**How to complete this task**
Copy each line below that includes "Bild".

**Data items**
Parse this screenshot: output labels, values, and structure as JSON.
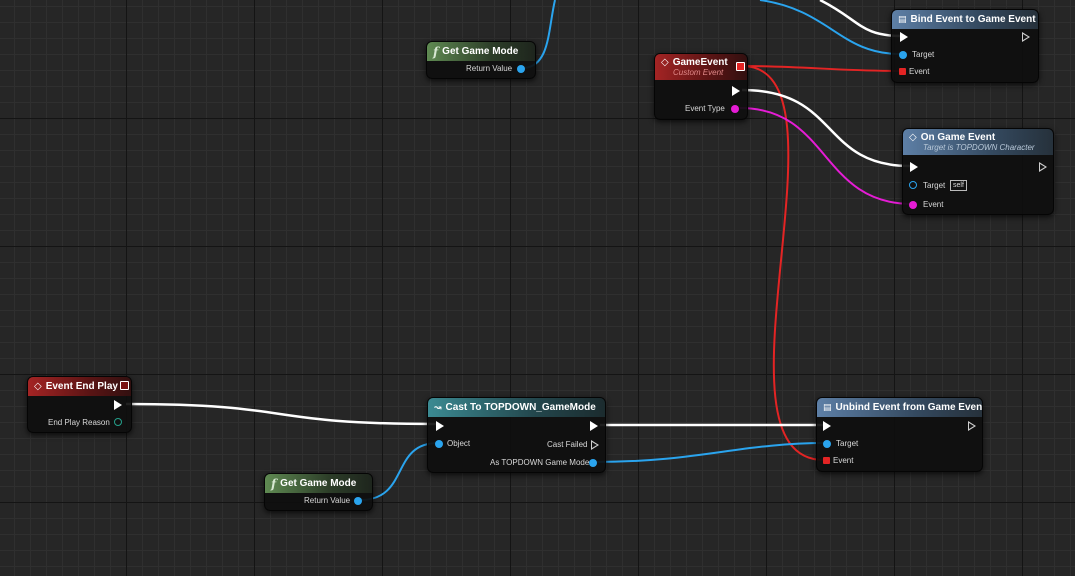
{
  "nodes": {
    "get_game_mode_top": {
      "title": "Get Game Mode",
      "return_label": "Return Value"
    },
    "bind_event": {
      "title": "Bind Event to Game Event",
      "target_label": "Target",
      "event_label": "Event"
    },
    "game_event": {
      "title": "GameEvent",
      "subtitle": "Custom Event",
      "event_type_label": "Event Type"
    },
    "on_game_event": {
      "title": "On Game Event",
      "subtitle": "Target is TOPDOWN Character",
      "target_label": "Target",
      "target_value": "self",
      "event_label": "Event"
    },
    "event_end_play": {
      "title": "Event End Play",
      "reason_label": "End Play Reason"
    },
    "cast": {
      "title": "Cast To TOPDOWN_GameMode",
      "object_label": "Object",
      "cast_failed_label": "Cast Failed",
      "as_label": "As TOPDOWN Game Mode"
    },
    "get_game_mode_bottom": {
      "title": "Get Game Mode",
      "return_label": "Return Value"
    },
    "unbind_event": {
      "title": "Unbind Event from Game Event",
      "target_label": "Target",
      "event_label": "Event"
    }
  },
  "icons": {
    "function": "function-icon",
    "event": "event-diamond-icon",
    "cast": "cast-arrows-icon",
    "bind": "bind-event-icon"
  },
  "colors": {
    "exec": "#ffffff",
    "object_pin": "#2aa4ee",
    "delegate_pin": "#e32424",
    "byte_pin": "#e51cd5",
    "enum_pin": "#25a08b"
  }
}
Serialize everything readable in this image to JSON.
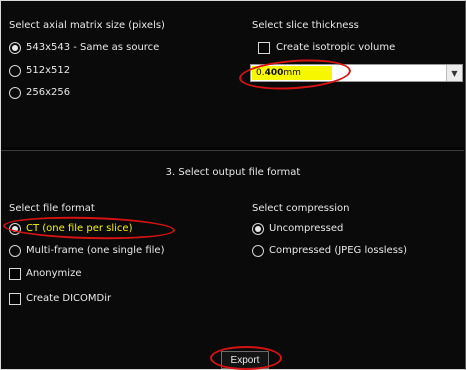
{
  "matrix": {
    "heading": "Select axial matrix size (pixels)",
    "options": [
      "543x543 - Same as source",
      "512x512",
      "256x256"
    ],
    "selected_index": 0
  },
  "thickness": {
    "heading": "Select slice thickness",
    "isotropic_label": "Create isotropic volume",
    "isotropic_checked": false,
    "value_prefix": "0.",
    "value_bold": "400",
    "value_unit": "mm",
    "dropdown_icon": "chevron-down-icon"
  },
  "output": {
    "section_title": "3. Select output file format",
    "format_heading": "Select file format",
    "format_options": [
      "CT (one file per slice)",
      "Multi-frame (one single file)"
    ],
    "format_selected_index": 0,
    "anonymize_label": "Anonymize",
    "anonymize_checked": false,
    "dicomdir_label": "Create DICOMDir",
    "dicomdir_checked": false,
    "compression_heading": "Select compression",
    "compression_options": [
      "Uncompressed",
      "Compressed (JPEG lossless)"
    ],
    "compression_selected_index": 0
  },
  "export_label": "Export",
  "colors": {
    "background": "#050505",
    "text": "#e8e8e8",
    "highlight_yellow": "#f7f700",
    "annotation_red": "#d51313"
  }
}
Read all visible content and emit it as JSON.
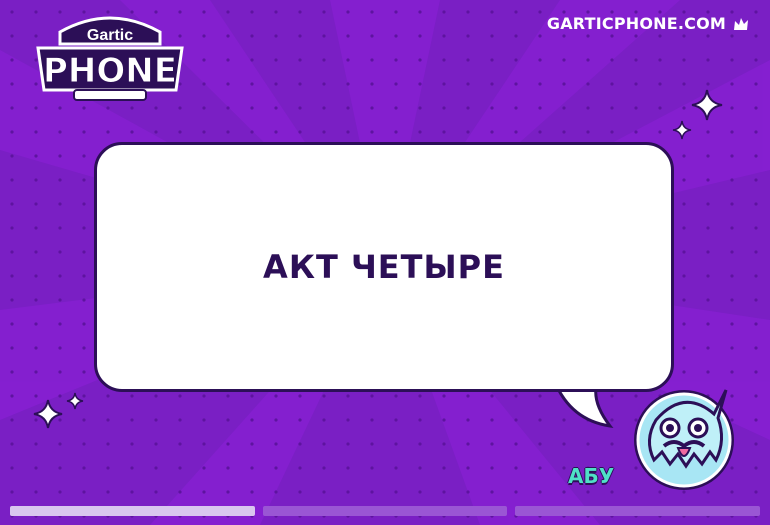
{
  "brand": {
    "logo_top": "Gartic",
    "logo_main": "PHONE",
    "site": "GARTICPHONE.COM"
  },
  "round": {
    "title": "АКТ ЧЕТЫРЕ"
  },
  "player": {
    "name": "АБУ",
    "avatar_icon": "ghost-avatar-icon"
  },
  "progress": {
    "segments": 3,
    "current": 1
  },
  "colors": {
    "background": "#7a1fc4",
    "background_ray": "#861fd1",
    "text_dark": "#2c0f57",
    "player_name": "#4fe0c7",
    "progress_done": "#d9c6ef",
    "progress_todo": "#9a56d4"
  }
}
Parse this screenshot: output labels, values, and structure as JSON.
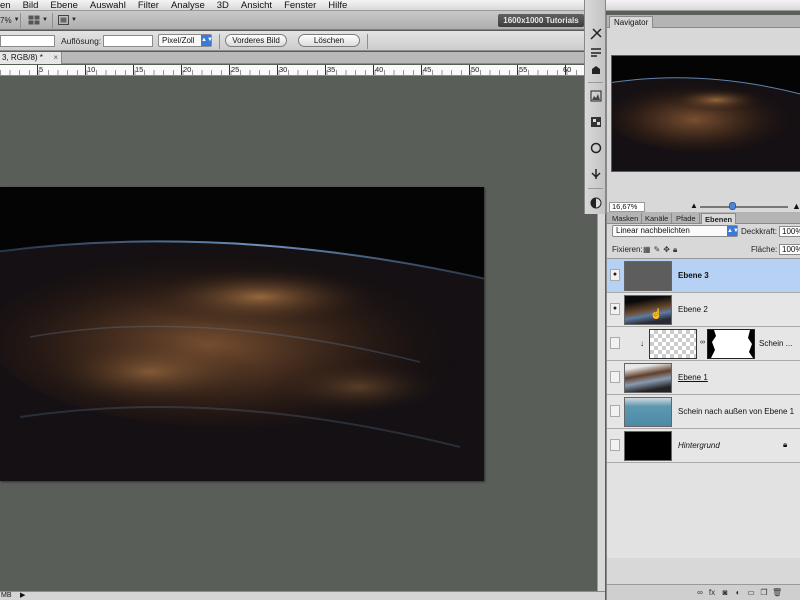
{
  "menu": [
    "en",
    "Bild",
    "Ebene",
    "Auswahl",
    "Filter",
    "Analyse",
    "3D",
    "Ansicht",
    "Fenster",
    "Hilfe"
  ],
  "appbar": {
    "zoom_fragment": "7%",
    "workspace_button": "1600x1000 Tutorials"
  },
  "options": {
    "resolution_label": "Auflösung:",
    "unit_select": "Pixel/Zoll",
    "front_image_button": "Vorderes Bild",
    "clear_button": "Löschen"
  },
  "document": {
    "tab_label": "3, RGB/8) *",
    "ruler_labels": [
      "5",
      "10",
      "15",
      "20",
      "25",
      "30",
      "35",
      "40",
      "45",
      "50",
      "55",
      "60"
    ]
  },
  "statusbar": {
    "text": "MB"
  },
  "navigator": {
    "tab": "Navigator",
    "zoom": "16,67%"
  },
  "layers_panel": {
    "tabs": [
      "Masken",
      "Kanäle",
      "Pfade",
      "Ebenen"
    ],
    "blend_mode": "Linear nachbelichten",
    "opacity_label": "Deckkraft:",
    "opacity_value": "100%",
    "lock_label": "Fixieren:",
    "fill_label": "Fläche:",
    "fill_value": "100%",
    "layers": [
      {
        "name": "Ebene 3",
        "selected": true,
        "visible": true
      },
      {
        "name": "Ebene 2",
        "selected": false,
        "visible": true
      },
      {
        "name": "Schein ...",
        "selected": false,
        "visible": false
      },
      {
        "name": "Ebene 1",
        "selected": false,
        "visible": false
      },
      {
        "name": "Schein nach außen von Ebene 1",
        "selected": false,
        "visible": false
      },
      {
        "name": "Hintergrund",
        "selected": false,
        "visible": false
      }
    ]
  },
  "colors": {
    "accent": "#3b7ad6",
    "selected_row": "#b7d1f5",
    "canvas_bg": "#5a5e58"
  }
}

**Answer to this exercise**
    "Bild",
    "front_image_button": "Vorderes Bild",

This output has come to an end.